It was quite a challenge, but one Solardome Industries gladly accepted. After all it was the perfect opportunity to really test their SOLARDOME PRO technology – a scalable architectural system that allows custom design and manufacturing of geodesic domes between 8 and 25 meters in diameter. The Hertefølgers’ project took just three weeks to be built on site, as a protective shield around their house and garden. With no deep foundations required, it has a very low impact on the environment, which is exactly what Benjamin and Ingrid always wanted. The 15-meter diameter, 7.5-meter tall structure is made up of 360 glass panels and 832 meters of recycled aluminum framework, and has a lifespan of 100 years, without requiring regular maintenance.
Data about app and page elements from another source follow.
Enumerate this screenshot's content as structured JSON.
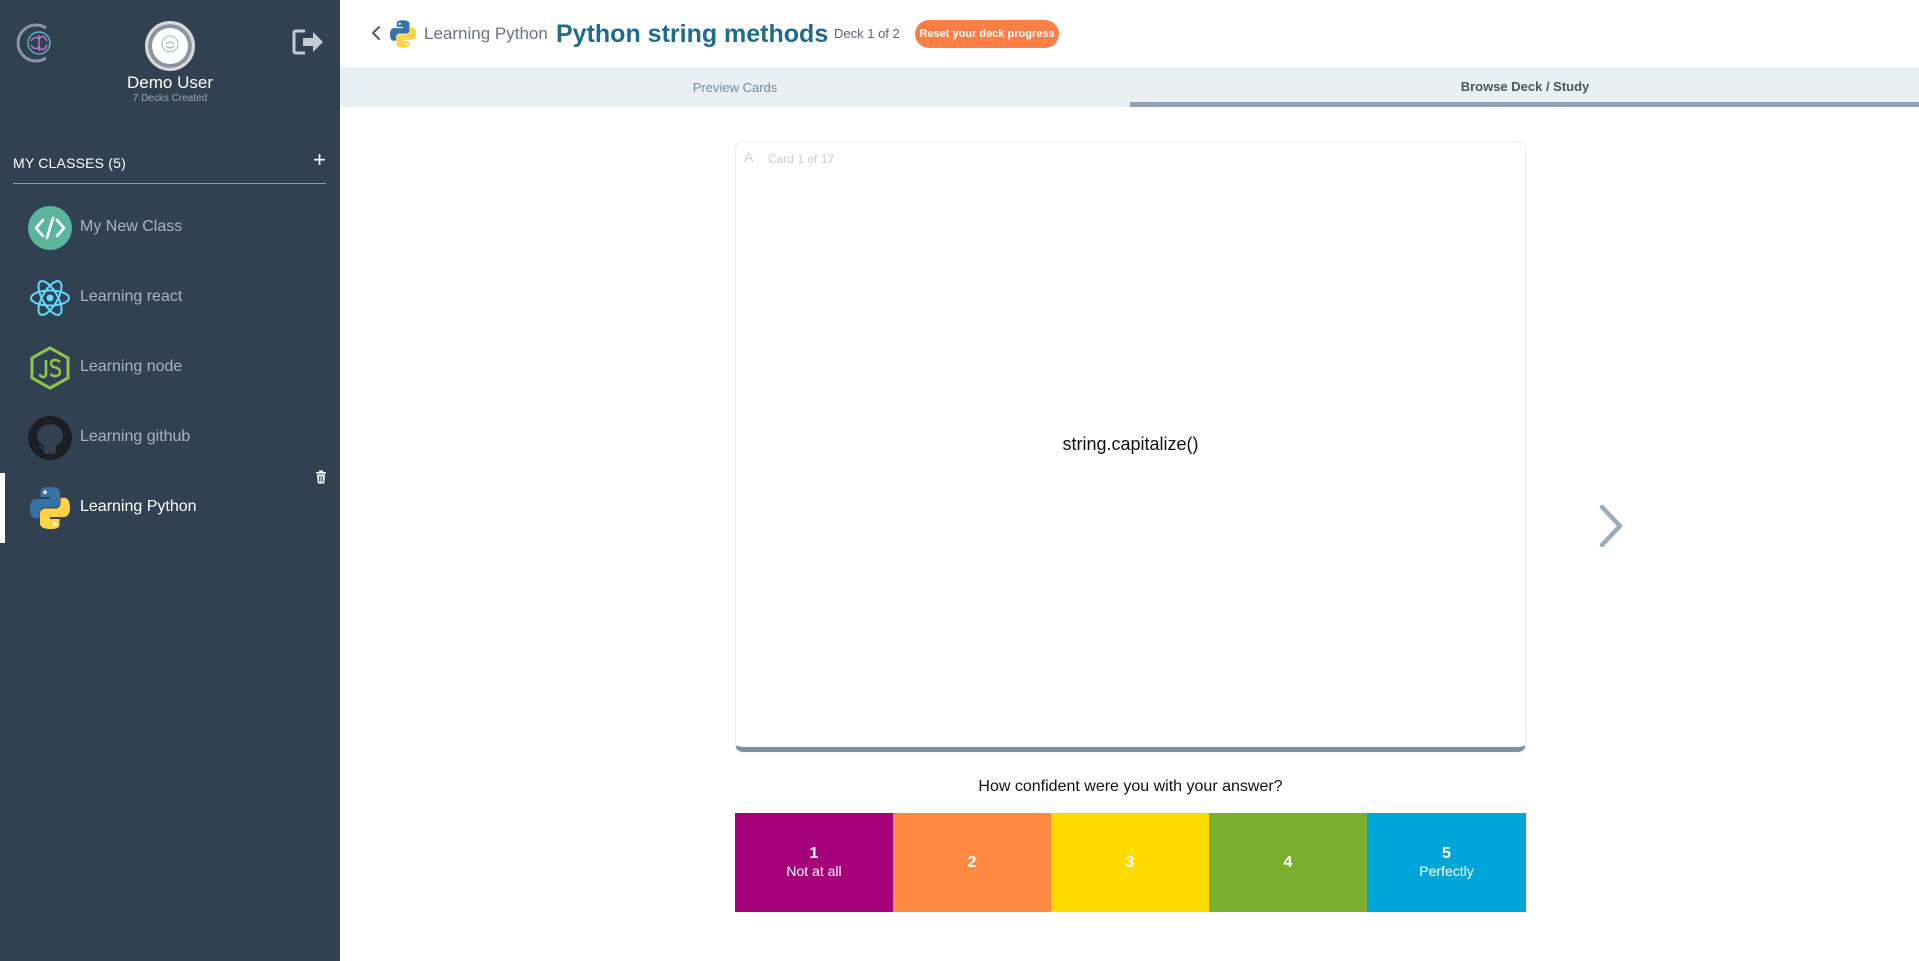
{
  "user": {
    "name": "Demo User",
    "decks_created": "7 Decks Created"
  },
  "sidebar": {
    "classes_title": "MY CLASSES (5)",
    "add_symbol": "+",
    "items": [
      {
        "label": "My New Class",
        "icon": "code-icon"
      },
      {
        "label": "Learning react",
        "icon": "react-icon"
      },
      {
        "label": "Learning node",
        "icon": "nodejs-icon"
      },
      {
        "label": "Learning github",
        "icon": "github-icon"
      },
      {
        "label": "Learning Python",
        "icon": "python-icon",
        "active": true
      }
    ]
  },
  "header": {
    "class_name": "Learning Python",
    "deck_title": "Python string methods",
    "deck_position": "Deck 1 of 2",
    "reset_label": "Reset your deck progress"
  },
  "tabs": {
    "preview": "Preview Cards",
    "browse": "Browse Deck / Study"
  },
  "card": {
    "side": "A",
    "counter": "Card 1 of 17",
    "text": "string.capitalize()"
  },
  "confidence": {
    "question": "How confident were you with your answer?",
    "ratings": [
      {
        "num": "1",
        "label": "Not at all"
      },
      {
        "num": "2",
        "label": ""
      },
      {
        "num": "3",
        "label": ""
      },
      {
        "num": "4",
        "label": ""
      },
      {
        "num": "5",
        "label": "Perfectly"
      }
    ]
  },
  "colors": {
    "sidebar_bg": "#324152",
    "title": "#1f6b8e",
    "reset": "#ff7e45",
    "rating_1": "#a3007a",
    "rating_2": "#ff8843",
    "rating_3": "#ffdc00",
    "rating_4": "#7cae2f",
    "rating_5": "#00a5d8"
  }
}
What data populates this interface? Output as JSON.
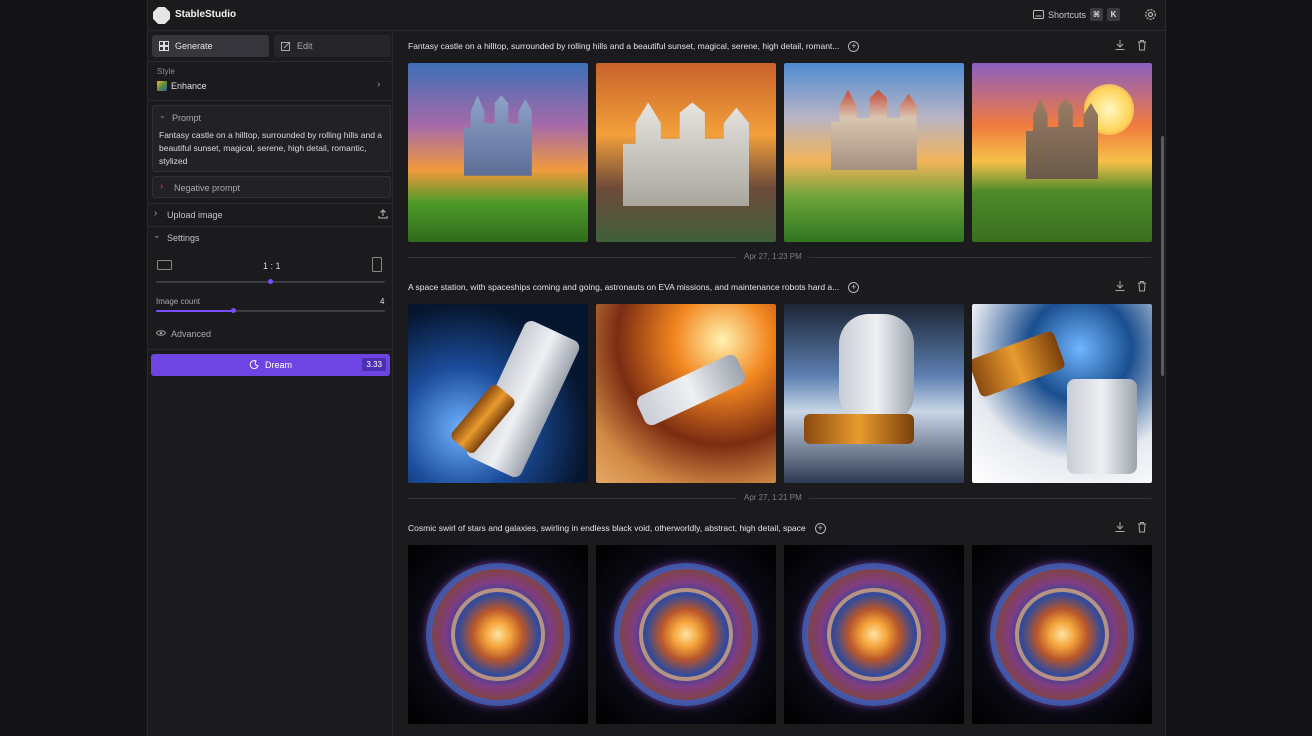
{
  "app": {
    "title": "StableStudio"
  },
  "topbar": {
    "shortcuts_label": "Shortcuts",
    "key_cmd": "⌘",
    "key_k": "K"
  },
  "sidebar": {
    "tabs": [
      {
        "label": "Generate",
        "active": true
      },
      {
        "label": "Edit",
        "active": false
      }
    ],
    "style_label": "Style",
    "style_value": "Enhance",
    "prompt_title": "Prompt",
    "prompt_text": "Fantasy castle on a hilltop, surrounded by rolling hills and a beautiful sunset, magical, serene, high detail, romantic, stylized",
    "negative_prompt_label": "Negative prompt",
    "upload_image_label": "Upload image",
    "settings_label": "Settings",
    "aspect_ratio": "1 : 1",
    "aspect_slider_fraction": 0.5,
    "image_count_label": "Image count",
    "image_count_value": "4",
    "image_count_fraction": 0.33,
    "advanced_label": "Advanced",
    "dream_label": "Dream",
    "dream_cost": "3.33"
  },
  "main": {
    "groups": [
      {
        "prompt": "Fantasy castle on a hilltop, surrounded by rolling hills and a beautiful sunset, magical, serene, high detail, romant...",
        "images": [
          "castle-1",
          "castle-2",
          "castle-3",
          "castle-4"
        ],
        "timestamp_after": "Apr 27, 1:23 PM"
      },
      {
        "prompt": "A space station, with spaceships coming and going, astronauts on EVA missions, and maintenance robots hard a...",
        "images": [
          "space-1",
          "space-2",
          "space-3",
          "space-4"
        ],
        "timestamp_after": "Apr 27, 1:21 PM"
      },
      {
        "prompt": "Cosmic swirl of stars and galaxies, swirling in endless black void, otherworldly, abstract, high detail, space",
        "images": [
          "galaxy",
          "galaxy",
          "galaxy",
          "galaxy"
        ]
      }
    ]
  },
  "colors": {
    "accent": "#6e45e2",
    "background": "#1b1b1e",
    "panel": "#222226"
  },
  "icons": [
    "generate-icon",
    "edit-icon",
    "chevron-right-icon",
    "chevron-down-icon",
    "upload-icon",
    "landscape-icon",
    "portrait-icon",
    "eye-icon",
    "dream-icon",
    "plus-circle-icon",
    "download-icon",
    "trash-icon",
    "gear-icon",
    "keyboard-icon"
  ]
}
But the protective dome is just one part of the Hertefølgers’ awe-inspiring residence. Their true bio-dome features a recycling system that allows them to repurpose all waste as irrigation water and fertilizer for their garden, and solar panels that provide all the energy for their daily needs. They also grow their own food all year round, as Ingrid says she is firm believer in permaculture.
Hertefølger – Norwegian for “heart followers” – wasn’t always their family name, but they changed it a few years ago to reflect their life philosophy. “We built what we wanted to build,” Ingrid said in a recently released documentary aptly named The Heart Followers. “We have only listened to ourselves and what we wanted to do, we went all in.”
“It doesn’t matter what anyone else thinks,there will always be someone who disagrees and who thinks what I do is wrong,” the mother of four adds. I believe that the recipe for failure is to try making everybody happy, because it’s not possible.” So instead of worrying about what people may think, the Heart Followers just follow their hearts.
The goal, Benjamin and Ingrid Marie say, is to give their four children a great childhood and to give them the insight they need to manage life on Earth. Instead of spending their time in front of a computer or at a mall, the Hertefølger’s kids swing in hammocks, play in the garden, shoot bows or roam the surrounding forests in search of mythical creatures like fairies and elves. They grow up with a deep sense of appreciation for nature.